## [Required action]
State how many lines of the entries hold the string "testserver". Reply with the number alone.

## [Entries supplied]
───

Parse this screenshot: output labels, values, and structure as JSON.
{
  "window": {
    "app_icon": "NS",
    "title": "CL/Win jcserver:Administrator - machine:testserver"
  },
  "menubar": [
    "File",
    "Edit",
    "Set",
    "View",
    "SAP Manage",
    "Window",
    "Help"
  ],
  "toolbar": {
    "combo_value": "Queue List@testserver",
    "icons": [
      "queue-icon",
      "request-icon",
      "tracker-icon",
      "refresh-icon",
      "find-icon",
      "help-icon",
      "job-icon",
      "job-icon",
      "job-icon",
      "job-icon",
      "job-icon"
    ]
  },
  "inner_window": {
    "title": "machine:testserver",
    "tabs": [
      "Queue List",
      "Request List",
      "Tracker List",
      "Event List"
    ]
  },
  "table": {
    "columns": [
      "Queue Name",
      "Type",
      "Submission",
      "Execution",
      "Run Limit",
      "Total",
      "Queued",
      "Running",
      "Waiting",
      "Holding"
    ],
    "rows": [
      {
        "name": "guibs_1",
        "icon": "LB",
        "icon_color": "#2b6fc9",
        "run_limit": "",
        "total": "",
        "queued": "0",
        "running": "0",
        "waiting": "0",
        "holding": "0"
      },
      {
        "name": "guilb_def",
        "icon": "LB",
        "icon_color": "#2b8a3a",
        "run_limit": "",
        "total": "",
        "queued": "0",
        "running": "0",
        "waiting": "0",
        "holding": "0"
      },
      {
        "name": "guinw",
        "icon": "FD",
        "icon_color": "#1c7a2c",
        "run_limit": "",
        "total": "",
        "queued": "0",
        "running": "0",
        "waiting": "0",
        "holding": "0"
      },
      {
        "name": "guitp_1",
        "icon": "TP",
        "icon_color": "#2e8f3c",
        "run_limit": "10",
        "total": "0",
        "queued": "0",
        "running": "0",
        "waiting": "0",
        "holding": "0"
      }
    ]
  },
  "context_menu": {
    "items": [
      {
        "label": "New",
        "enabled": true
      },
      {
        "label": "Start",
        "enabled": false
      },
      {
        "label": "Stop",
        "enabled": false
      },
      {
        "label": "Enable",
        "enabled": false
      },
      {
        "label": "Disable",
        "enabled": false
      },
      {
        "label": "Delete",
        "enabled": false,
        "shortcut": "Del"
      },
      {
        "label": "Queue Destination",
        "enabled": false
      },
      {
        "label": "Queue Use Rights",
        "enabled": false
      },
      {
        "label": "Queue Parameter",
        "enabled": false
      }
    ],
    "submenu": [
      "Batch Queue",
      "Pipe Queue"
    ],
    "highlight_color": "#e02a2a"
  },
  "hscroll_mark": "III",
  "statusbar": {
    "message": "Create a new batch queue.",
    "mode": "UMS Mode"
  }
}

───

## [Answer box]
3